About this task ▸ Go through the records and copy each line where the string "Tracing" occurs.

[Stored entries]
▼▼▼

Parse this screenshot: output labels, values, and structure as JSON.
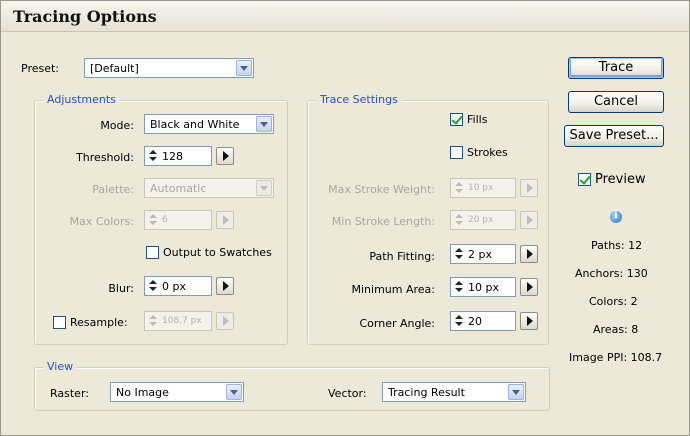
{
  "window": {
    "title": "Tracing Options"
  },
  "preset": {
    "label": "Preset:",
    "value": "[Default]"
  },
  "adjustments": {
    "title": "Adjustments",
    "mode": {
      "label": "Mode:",
      "value": "Black and White"
    },
    "threshold": {
      "label": "Threshold:",
      "value": "128"
    },
    "palette": {
      "label": "Palette:",
      "value": "Automatic"
    },
    "max_colors": {
      "label": "Max Colors:",
      "value": "6"
    },
    "output_to_swatches": {
      "label": "Output to Swatches",
      "checked": false
    },
    "blur": {
      "label": "Blur:",
      "value": "0 px"
    },
    "resample": {
      "label": "Resample:",
      "value": "108.7 px",
      "checked": false
    }
  },
  "trace_settings": {
    "title": "Trace Settings",
    "fills": {
      "label": "Fills",
      "checked": true
    },
    "strokes": {
      "label": "Strokes",
      "checked": false
    },
    "max_stroke_weight": {
      "label": "Max Stroke Weight:",
      "value": "10 px"
    },
    "min_stroke_length": {
      "label": "Min Stroke Length:",
      "value": "20 px"
    },
    "path_fitting": {
      "label": "Path Fitting:",
      "value": "2 px"
    },
    "minimum_area": {
      "label": "Minimum Area:",
      "value": "10 px"
    },
    "corner_angle": {
      "label": "Corner Angle:",
      "value": "20"
    }
  },
  "view": {
    "title": "View",
    "raster": {
      "label": "Raster:",
      "value": "No Image"
    },
    "vector": {
      "label": "Vector:",
      "value": "Tracing Result"
    }
  },
  "buttons": {
    "trace": "Trace",
    "cancel": "Cancel",
    "save_preset": "Save Preset..."
  },
  "preview": {
    "label": "Preview",
    "checked": true
  },
  "stats": {
    "paths": "Paths: 12",
    "anchors": "Anchors: 130",
    "colors": "Colors: 2",
    "areas": "Areas: 8",
    "image_ppi": "Image PPI: 108.7"
  },
  "colors": {
    "group_title": "#2b4fc0",
    "dialog_bg": "#ece9d8",
    "field_border": "#7f9db9"
  }
}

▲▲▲

Task output ▸
    "title": "Tracing Options"
      "value": "Tracing Result"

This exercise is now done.